* TASK INPUTS
::::

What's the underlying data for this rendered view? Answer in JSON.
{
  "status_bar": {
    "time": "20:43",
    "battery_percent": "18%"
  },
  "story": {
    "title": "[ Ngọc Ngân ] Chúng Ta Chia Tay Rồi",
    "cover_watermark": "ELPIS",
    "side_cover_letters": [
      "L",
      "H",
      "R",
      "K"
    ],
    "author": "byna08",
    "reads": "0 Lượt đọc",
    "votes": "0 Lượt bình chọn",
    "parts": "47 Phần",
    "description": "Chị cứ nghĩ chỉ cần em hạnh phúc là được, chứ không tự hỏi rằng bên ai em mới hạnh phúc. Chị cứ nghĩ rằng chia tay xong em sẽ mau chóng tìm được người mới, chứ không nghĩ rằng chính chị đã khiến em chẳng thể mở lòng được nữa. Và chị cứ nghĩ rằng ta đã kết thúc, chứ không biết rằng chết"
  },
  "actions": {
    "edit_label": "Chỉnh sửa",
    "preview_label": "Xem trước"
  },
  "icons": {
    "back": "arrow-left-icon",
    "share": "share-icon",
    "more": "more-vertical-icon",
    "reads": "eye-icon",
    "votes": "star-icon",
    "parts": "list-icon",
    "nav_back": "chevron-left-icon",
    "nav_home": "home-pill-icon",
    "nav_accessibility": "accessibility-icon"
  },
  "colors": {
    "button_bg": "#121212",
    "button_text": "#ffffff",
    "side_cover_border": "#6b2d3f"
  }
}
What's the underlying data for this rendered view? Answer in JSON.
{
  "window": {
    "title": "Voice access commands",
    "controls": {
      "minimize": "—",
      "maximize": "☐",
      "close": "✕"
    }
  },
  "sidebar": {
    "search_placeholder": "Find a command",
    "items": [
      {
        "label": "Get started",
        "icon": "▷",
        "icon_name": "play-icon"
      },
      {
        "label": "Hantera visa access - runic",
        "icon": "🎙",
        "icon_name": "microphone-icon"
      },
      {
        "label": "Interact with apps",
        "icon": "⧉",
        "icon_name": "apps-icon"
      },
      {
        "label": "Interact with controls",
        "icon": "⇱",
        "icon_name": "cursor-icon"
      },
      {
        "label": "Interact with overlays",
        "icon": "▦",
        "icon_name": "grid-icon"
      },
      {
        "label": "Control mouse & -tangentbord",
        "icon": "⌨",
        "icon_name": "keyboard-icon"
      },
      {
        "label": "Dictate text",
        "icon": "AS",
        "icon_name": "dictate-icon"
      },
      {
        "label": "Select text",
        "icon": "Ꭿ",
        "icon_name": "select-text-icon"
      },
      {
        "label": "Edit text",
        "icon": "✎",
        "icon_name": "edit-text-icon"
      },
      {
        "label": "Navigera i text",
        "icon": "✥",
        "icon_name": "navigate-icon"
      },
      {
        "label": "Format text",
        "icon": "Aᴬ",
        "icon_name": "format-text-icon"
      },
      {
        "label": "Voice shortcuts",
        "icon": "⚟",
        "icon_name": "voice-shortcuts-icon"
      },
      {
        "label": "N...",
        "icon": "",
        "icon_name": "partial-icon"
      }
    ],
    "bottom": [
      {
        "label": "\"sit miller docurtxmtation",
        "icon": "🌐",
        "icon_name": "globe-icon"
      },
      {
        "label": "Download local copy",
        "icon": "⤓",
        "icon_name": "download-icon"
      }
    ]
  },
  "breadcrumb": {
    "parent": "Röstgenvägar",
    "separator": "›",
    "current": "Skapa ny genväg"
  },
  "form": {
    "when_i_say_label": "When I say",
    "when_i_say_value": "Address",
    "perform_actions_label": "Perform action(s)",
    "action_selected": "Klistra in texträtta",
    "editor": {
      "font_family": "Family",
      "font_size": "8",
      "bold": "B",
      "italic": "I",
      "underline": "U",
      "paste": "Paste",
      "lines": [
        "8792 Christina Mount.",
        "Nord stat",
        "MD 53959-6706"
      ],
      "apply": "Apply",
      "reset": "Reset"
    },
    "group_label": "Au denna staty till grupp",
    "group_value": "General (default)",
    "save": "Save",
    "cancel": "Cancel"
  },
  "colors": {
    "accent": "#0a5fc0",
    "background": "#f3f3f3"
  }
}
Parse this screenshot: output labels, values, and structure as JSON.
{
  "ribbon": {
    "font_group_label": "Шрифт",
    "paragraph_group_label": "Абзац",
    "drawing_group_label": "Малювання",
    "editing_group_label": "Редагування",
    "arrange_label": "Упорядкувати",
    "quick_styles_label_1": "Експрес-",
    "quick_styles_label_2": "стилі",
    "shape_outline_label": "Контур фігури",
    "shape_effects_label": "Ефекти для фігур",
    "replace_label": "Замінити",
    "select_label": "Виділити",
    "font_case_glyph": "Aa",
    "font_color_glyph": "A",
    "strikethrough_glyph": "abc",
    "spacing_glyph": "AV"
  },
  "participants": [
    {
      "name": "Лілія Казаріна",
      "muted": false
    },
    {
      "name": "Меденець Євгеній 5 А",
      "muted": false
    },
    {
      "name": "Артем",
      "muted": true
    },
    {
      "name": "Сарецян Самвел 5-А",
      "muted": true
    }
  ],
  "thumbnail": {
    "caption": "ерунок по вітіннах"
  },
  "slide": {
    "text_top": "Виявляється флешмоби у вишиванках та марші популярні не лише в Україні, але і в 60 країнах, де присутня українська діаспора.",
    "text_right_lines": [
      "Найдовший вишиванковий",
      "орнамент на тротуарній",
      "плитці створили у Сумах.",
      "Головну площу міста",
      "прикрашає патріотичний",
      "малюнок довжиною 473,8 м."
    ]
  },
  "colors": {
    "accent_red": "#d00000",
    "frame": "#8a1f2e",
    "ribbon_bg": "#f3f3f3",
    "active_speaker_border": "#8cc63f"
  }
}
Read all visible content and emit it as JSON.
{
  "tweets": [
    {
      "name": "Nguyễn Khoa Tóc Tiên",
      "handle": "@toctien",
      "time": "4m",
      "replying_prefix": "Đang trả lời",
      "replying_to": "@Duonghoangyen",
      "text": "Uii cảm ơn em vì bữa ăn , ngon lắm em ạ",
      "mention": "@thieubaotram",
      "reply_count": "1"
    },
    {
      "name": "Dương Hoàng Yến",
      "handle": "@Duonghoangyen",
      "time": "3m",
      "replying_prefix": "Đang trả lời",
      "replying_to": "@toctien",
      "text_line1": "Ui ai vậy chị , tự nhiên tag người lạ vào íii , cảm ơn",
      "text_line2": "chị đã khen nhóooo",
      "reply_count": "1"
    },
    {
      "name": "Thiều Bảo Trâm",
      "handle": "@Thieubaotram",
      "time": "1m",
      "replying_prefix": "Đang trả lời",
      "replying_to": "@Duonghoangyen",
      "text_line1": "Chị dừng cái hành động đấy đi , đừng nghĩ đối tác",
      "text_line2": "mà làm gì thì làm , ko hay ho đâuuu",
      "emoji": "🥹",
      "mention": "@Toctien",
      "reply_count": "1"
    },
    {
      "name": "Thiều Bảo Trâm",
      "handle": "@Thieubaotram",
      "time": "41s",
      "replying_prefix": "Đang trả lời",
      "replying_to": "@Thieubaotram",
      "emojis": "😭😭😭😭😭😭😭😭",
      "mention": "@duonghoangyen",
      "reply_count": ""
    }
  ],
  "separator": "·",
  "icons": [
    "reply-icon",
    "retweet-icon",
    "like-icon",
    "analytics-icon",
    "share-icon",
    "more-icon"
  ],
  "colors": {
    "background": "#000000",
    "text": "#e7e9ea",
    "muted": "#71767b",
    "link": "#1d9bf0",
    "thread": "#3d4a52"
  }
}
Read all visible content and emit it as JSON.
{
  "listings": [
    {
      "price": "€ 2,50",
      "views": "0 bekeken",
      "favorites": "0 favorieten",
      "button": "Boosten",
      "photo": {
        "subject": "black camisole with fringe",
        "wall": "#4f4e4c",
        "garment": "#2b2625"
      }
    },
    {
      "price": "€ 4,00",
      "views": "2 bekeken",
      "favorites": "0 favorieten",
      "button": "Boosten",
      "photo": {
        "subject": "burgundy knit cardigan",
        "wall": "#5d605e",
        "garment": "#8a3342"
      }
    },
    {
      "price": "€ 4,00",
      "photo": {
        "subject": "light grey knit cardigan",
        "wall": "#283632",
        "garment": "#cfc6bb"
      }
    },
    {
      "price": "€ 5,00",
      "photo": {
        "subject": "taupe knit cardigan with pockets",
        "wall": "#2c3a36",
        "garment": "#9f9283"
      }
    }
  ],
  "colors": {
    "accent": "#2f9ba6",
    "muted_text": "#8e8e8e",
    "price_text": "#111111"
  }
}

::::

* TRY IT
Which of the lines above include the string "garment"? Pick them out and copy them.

* WRITTEN REPLY
        "garment": "#2b2625"
        "garment": "#8a3342"
        "garment": "#cfc6bb"
        "garment": "#9f9283"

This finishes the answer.